(Excerpts from a dataset)
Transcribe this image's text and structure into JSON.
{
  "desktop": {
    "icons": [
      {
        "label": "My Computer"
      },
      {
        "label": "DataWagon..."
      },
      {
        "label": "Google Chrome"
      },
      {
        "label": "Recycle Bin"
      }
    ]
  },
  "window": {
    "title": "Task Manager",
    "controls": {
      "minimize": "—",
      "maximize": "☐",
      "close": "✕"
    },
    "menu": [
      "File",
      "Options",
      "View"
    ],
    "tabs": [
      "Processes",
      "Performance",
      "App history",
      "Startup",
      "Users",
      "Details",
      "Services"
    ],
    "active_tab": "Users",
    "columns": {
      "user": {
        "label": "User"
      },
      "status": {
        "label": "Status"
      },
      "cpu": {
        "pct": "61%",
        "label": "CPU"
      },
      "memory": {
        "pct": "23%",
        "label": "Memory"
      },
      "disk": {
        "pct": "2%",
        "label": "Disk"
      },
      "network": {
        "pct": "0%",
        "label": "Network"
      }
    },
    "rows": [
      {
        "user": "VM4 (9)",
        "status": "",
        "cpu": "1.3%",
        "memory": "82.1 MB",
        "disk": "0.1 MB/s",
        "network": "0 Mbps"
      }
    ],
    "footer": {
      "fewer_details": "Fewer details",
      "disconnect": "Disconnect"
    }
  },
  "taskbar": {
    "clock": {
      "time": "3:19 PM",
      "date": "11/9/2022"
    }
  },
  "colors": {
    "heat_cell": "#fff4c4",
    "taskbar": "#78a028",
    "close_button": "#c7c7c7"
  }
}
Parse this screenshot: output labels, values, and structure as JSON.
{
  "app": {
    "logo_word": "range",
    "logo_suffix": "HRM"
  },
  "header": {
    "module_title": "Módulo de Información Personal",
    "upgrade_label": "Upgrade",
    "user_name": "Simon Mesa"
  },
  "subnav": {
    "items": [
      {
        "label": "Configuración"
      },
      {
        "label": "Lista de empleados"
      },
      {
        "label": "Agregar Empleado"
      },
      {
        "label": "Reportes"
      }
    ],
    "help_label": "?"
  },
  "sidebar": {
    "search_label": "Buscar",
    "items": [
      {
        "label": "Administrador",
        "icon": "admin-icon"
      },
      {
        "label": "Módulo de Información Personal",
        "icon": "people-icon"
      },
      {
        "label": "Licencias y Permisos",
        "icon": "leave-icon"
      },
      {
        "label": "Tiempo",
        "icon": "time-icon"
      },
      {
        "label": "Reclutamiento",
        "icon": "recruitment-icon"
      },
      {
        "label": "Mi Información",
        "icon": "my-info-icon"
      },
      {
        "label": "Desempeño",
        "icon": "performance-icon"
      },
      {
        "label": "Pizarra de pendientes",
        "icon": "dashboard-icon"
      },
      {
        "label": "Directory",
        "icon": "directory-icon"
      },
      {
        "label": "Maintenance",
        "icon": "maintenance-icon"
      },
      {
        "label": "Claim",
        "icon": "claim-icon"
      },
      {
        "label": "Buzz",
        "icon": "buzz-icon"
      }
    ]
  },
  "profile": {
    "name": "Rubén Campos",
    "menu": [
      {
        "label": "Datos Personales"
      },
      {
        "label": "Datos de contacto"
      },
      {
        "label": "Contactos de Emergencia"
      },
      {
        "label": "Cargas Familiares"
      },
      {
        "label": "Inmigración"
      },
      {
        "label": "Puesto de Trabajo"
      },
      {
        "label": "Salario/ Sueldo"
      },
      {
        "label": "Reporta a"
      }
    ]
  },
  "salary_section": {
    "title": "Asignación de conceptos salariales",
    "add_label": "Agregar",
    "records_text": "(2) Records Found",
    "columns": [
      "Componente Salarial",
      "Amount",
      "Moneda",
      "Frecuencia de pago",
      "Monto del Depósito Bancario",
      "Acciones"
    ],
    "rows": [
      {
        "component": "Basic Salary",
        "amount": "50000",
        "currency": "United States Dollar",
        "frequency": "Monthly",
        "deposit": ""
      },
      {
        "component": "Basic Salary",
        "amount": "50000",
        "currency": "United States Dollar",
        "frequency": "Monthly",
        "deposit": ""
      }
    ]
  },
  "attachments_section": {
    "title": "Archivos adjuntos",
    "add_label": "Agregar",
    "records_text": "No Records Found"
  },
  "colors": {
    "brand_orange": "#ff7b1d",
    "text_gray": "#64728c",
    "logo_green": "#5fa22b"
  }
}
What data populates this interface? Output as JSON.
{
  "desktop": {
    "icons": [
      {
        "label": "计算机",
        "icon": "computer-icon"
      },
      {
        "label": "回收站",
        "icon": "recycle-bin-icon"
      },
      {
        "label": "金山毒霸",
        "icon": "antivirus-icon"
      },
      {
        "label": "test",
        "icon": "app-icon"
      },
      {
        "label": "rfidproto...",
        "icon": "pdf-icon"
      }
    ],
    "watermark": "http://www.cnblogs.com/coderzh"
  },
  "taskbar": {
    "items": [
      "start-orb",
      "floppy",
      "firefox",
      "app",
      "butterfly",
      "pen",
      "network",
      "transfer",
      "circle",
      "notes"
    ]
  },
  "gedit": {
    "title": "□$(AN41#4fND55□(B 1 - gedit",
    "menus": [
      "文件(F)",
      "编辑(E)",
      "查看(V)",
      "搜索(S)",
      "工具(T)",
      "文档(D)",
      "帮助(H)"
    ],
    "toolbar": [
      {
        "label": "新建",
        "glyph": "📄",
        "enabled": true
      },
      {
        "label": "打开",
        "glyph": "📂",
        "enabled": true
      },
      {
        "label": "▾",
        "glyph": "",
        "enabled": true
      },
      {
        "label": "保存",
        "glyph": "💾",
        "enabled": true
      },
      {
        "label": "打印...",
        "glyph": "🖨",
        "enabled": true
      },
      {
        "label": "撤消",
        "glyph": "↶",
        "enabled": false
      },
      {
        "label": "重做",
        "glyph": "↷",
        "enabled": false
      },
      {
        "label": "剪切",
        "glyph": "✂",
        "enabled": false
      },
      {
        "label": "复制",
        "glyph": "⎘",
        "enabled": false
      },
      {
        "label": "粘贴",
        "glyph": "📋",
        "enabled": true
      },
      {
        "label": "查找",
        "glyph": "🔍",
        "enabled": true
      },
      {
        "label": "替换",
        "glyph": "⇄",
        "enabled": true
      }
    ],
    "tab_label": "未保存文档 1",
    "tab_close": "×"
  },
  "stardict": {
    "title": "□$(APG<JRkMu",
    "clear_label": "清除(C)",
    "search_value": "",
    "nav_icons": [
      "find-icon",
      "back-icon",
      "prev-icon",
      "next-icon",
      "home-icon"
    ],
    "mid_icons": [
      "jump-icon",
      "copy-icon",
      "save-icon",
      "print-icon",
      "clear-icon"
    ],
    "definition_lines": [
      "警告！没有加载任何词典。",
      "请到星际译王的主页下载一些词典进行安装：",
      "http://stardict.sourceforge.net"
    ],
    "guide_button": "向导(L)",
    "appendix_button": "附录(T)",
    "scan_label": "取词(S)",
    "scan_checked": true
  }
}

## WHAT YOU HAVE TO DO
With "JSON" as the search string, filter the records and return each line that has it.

## SOLVED PROBLEM
Transcribe this image's text and structure into JSON.
Parse this screenshot: output labels, values, and structure as JSON.
What data populates this interface? Output as JSON.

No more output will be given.